My approach is to be more professional to prove that we can be trusted. A camera and permission to be there does not give you the right to wander wherever you wish. I have seen photographers, who really should know better push the boundaries to the extreme, and in turn witnessed new photographers to the game copy their behaviour.
In Derby, we are lucky to have a great deal of freedom, more than we’d get in any other sport, so don’t abuse that trust.
I’ve seen photographers whilst the game is in play wander in to the penalty box, team bench areas, use the boxes in the centre of the track as a very rough guideline, if I can dangle my foot vaguely near it I can lunge as far as I can get away with type behaviour. Wander round the ref’s lane as if it’s a private photographer’s walk way, wander on to track during time outs to take photos etc…
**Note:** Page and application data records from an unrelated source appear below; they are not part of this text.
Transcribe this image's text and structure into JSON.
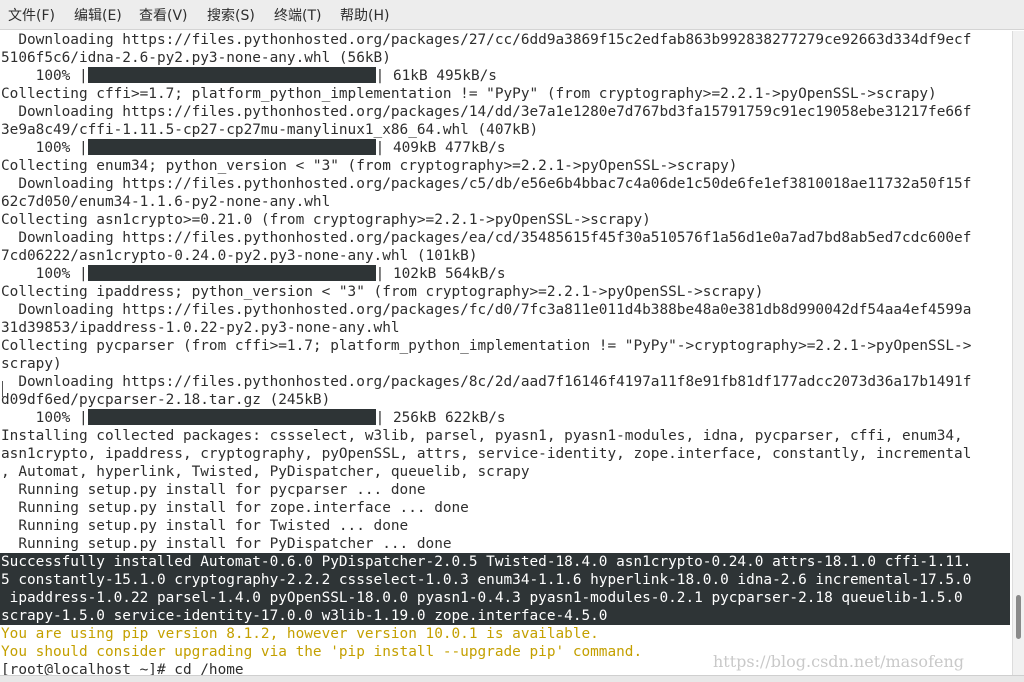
{
  "menubar": {
    "items": [
      "文件(F)",
      "编辑(E)",
      "查看(V)",
      "搜索(S)",
      "终端(T)",
      "帮助(H)"
    ]
  },
  "terminal": {
    "lines": [
      {
        "kind": "text",
        "text": "  Downloading https://files.pythonhosted.org/packages/27/cc/6dd9a3869f15c2edfab863b992838277279ce92663d334df9ecf"
      },
      {
        "kind": "text",
        "text": "5106f5c6/idna-2.6-py2.py3-none-any.whl (56kB)"
      },
      {
        "kind": "progress",
        "pct": "    100% |",
        "stats": "| 61kB 495kB/s"
      },
      {
        "kind": "text",
        "text": "Collecting cffi>=1.7; platform_python_implementation != \"PyPy\" (from cryptography>=2.2.1->pyOpenSSL->scrapy)"
      },
      {
        "kind": "text",
        "text": "  Downloading https://files.pythonhosted.org/packages/14/dd/3e7a1e1280e7d767bd3fa15791759c91ec19058ebe31217fe66f"
      },
      {
        "kind": "text",
        "text": "3e9a8c49/cffi-1.11.5-cp27-cp27mu-manylinux1_x86_64.whl (407kB)"
      },
      {
        "kind": "progress",
        "pct": "    100% |",
        "stats": "| 409kB 477kB/s"
      },
      {
        "kind": "text",
        "text": "Collecting enum34; python_version < \"3\" (from cryptography>=2.2.1->pyOpenSSL->scrapy)"
      },
      {
        "kind": "text",
        "text": "  Downloading https://files.pythonhosted.org/packages/c5/db/e56e6b4bbac7c4a06de1c50de6fe1ef3810018ae11732a50f15f"
      },
      {
        "kind": "text",
        "text": "62c7d050/enum34-1.1.6-py2-none-any.whl"
      },
      {
        "kind": "text",
        "text": "Collecting asn1crypto>=0.21.0 (from cryptography>=2.2.1->pyOpenSSL->scrapy)"
      },
      {
        "kind": "text",
        "text": "  Downloading https://files.pythonhosted.org/packages/ea/cd/35485615f45f30a510576f1a56d1e0a7ad7bd8ab5ed7cdc600ef"
      },
      {
        "kind": "text",
        "text": "7cd06222/asn1crypto-0.24.0-py2.py3-none-any.whl (101kB)"
      },
      {
        "kind": "progress",
        "pct": "    100% |",
        "stats": "| 102kB 564kB/s"
      },
      {
        "kind": "text",
        "text": "Collecting ipaddress; python_version < \"3\" (from cryptography>=2.2.1->pyOpenSSL->scrapy)"
      },
      {
        "kind": "text",
        "text": "  Downloading https://files.pythonhosted.org/packages/fc/d0/7fc3a811e011d4b388be48a0e381db8d990042df54aa4ef4599a"
      },
      {
        "kind": "text",
        "text": "31d39853/ipaddress-1.0.22-py2.py3-none-any.whl"
      },
      {
        "kind": "text",
        "text": "Collecting pycparser (from cffi>=1.7; platform_python_implementation != \"PyPy\"->cryptography>=2.2.1->pyOpenSSL->"
      },
      {
        "kind": "text",
        "text": "scrapy)"
      },
      {
        "kind": "text",
        "text": "  Downloading https://files.pythonhosted.org/packages/8c/2d/aad7f16146f4197a11f8e91fb81df177adcc2073d36a17b1491f"
      },
      {
        "kind": "text",
        "text": "d09df6ed/pycparser-2.18.tar.gz (245kB)"
      },
      {
        "kind": "progress",
        "pct": "    100% |",
        "stats": "| 256kB 622kB/s"
      },
      {
        "kind": "text",
        "text": "Installing collected packages: cssselect, w3lib, parsel, pyasn1, pyasn1-modules, idna, pycparser, cffi, enum34,"
      },
      {
        "kind": "text",
        "text": "asn1crypto, ipaddress, cryptography, pyOpenSSL, attrs, service-identity, zope.interface, constantly, incremental"
      },
      {
        "kind": "text",
        "text": ", Automat, hyperlink, Twisted, PyDispatcher, queuelib, scrapy"
      },
      {
        "kind": "text",
        "text": "  Running setup.py install for pycparser ... done"
      },
      {
        "kind": "text",
        "text": "  Running setup.py install for zope.interface ... done"
      },
      {
        "kind": "text",
        "text": "  Running setup.py install for Twisted ... done"
      },
      {
        "kind": "text",
        "text": "  Running setup.py install for PyDispatcher ... done"
      },
      {
        "kind": "hl",
        "text": "Successfully installed Automat-0.6.0 PyDispatcher-2.0.5 Twisted-18.4.0 asn1crypto-0.24.0 attrs-18.1.0 cffi-1.11."
      },
      {
        "kind": "hl",
        "text": "5 constantly-15.1.0 cryptography-2.2.2 cssselect-1.0.3 enum34-1.1.6 hyperlink-18.0.0 idna-2.6 incremental-17.5.0"
      },
      {
        "kind": "hl",
        "text": " ipaddress-1.0.22 parsel-1.4.0 pyOpenSSL-18.0.0 pyasn1-0.4.3 pyasn1-modules-0.2.1 pycparser-2.18 queuelib-1.5.0"
      },
      {
        "kind": "hl",
        "text": "scrapy-1.5.0 service-identity-17.0.0 w3lib-1.19.0 zope.interface-4.5.0"
      },
      {
        "kind": "warn",
        "text": "You are using pip version 8.1.2, however version 10.0.1 is available."
      },
      {
        "kind": "warn",
        "text": "You should consider upgrading via the 'pip install --upgrade pip' command."
      },
      {
        "kind": "text",
        "text": "[root@localhost ~]# cd /home"
      }
    ]
  },
  "watermark": "https://blog.csdn.net/masofeng"
}
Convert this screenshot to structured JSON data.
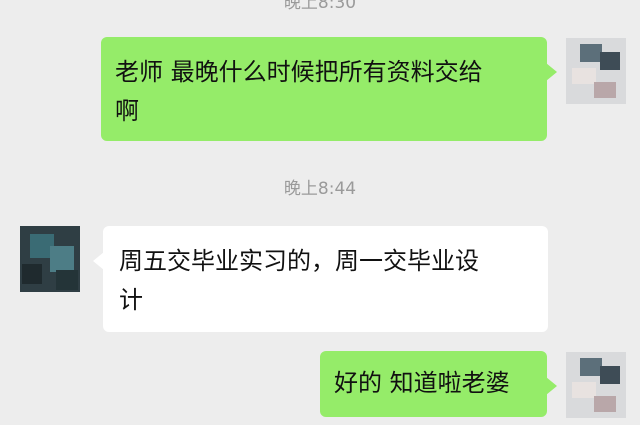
{
  "chat": {
    "timestamp_top": "晚上8:30",
    "timestamp_mid": "晚上8:44",
    "messages": [
      {
        "sender": "me",
        "text": "老师  最晚什么时候把所有资料交给\n啊"
      },
      {
        "sender": "other",
        "text": "周五交毕业实习的，周一交毕业设\n计"
      },
      {
        "sender": "me",
        "text": "好的 知道啦老婆"
      }
    ]
  },
  "colors": {
    "background": "#ededed",
    "my_bubble": "#95ec69",
    "other_bubble": "#ffffff",
    "timestamp_text": "#9a9a9a"
  }
}
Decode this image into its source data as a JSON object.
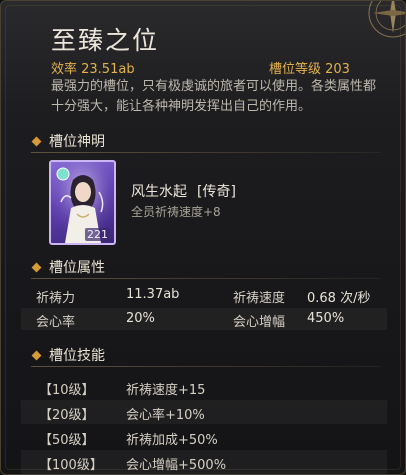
{
  "slot": {
    "title": "至臻之位",
    "efficiency": "效率 23.51ab",
    "level": "槽位等级 203",
    "description": "最强力的槽位，只有极虔诚的旅者可以使用。各类属性都十分强大，能让各种神明发挥出自己的作用。"
  },
  "deity_section": {
    "header": "槽位神明",
    "card_level": "221",
    "name": "风生水起",
    "rarity": "[传奇]",
    "effect": "全员祈祷速度+8"
  },
  "attr_section": {
    "header": "槽位属性",
    "rows": [
      {
        "left_label": "祈祷力",
        "left_value": "11.37ab",
        "right_label": "祈祷速度",
        "right_value": "0.68 次/秒"
      },
      {
        "left_label": "会心率",
        "left_value": "20%",
        "right_label": "会心增幅",
        "right_value": "450%"
      }
    ]
  },
  "skill_section": {
    "header": "槽位技能",
    "rows": [
      {
        "level": "【10级】",
        "effect": "祈祷速度+15"
      },
      {
        "level": "【20级】",
        "effect": "会心率+10%"
      },
      {
        "level": "【50级】",
        "effect": "祈祷加成+50%"
      },
      {
        "level": "【100级】",
        "effect": "会心增幅+500%"
      }
    ]
  },
  "colors": {
    "accent_gold": "#e3b24b",
    "legendary_purple": "#8a6fd8"
  },
  "icons": {
    "corner": "ornament-compass-icon",
    "section_bullet": "diamond-icon"
  }
}
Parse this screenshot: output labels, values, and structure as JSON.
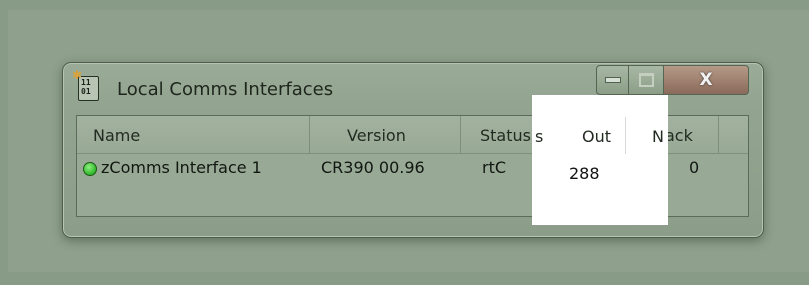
{
  "window": {
    "title": "Local Comms Interfaces",
    "icon_text": "11\n01",
    "buttons": {
      "close_glyph": "X"
    }
  },
  "table": {
    "columns": [
      "Name",
      "Version",
      "Status",
      "Out",
      "Nack"
    ],
    "rows": [
      {
        "status_color": "#2fb72a",
        "name": "zComms Interface 1",
        "version": "CR390 00.96",
        "status": "rtC",
        "out": "288",
        "nack": "0"
      }
    ]
  }
}
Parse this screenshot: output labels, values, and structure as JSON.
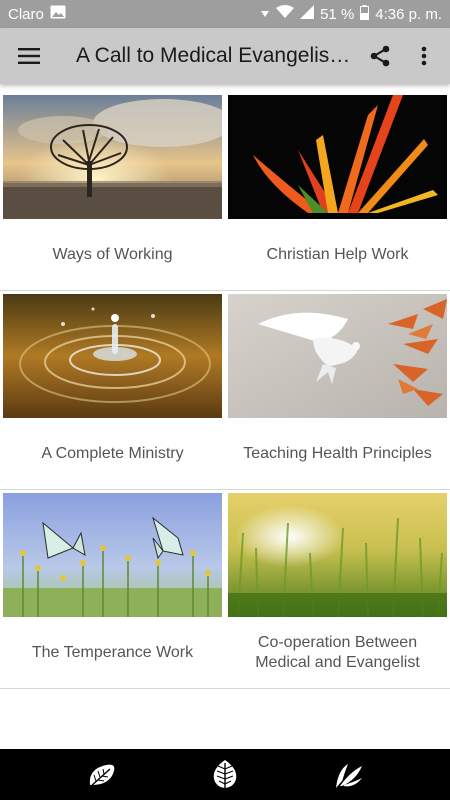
{
  "status_bar": {
    "carrier": "Claro",
    "battery": "51 %",
    "time": "4:36 p. m."
  },
  "app_bar": {
    "title": "A Call to Medical Evangelis…"
  },
  "cards": [
    {
      "label": "Ways of Working",
      "image": "tree-sunset"
    },
    {
      "label": "Christian Help Work",
      "image": "orange-flower"
    },
    {
      "label": "A Complete Ministry",
      "image": "water-drop"
    },
    {
      "label": "Teaching Health Principles",
      "image": "white-dove"
    },
    {
      "label": "The Temperance Work",
      "image": "butterflies"
    },
    {
      "label": "Co-operation Between Medical and Evangelist",
      "image": "wheat-field"
    }
  ],
  "bottom_nav": [
    "leaf-icon",
    "leaf-round-icon",
    "leaf-branch-icon"
  ]
}
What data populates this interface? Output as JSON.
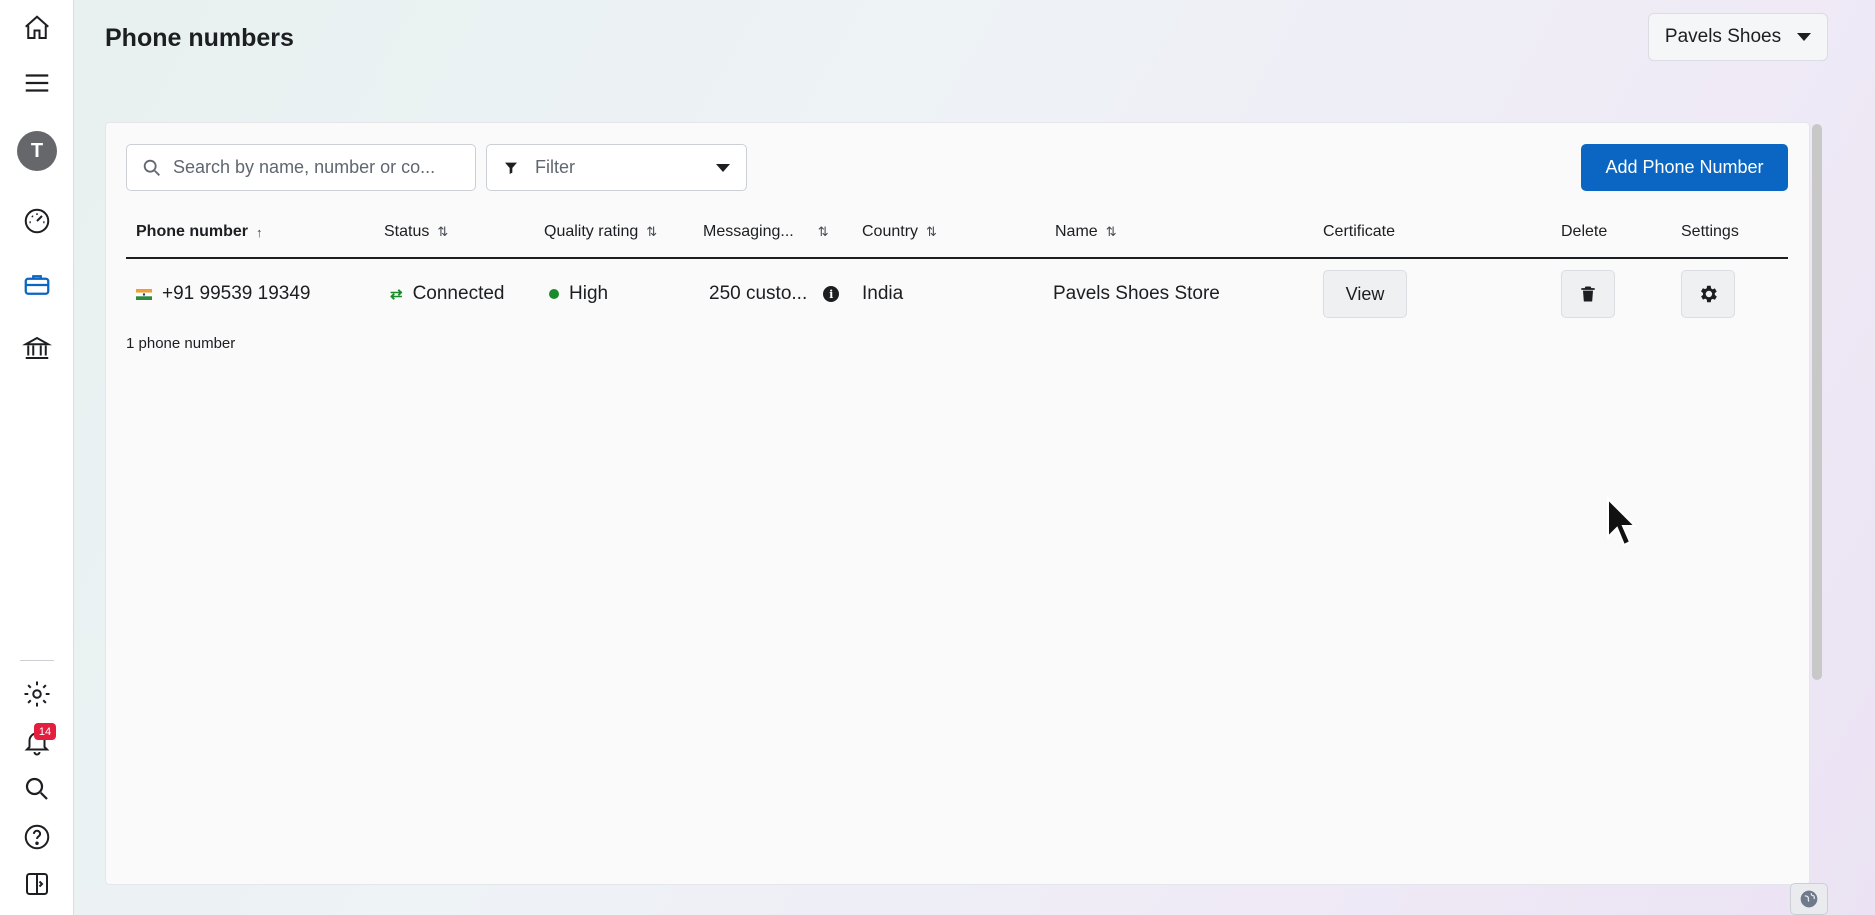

Would you be allowed to run across the pitch at Old Trafford or enter the player’s technical area? No, if you did, you’d be banned.
Now, I have to say teams have to bear some responsibility for this behaviour. Usually, we are asked to consult with the head ref as to what we can and cannot do. What do head refs know about photography and don’t they have enough to do? If they are reffing the game how can they keep an eye on the photographers? Teams I work with that have a dedicated photographic liaison person help to simplify things. Proper briefings can take place and a dedicated person has responsibility and the power to question an individual’s behaviour.
Now, while teams have a lot they can do, I urge photographers to look at their own behaviour, reflect on their own practice and how it impacts the game. Be more professional, don’t push the boundaries. Because all it’ll take is another incident, a skater/ref tripping over a photographer/gear and another policy will be put in place to curtail our access/what we can shoot.
Watch professional photographers at any sporting event to see how they conduct themselves, they know their livelihood is at stake and so treat the athletes and sport with respect, in Derby it should be likewise.
Derby is still a work in progress, there are still many, many, things that could be done better, but if we all act professionally in our own sphere of excellence we will get there.
Sheffield, waived their waiver this weekend, the briefing from Carnage was simple, ‘Don’t be a dick’. It worked well for me.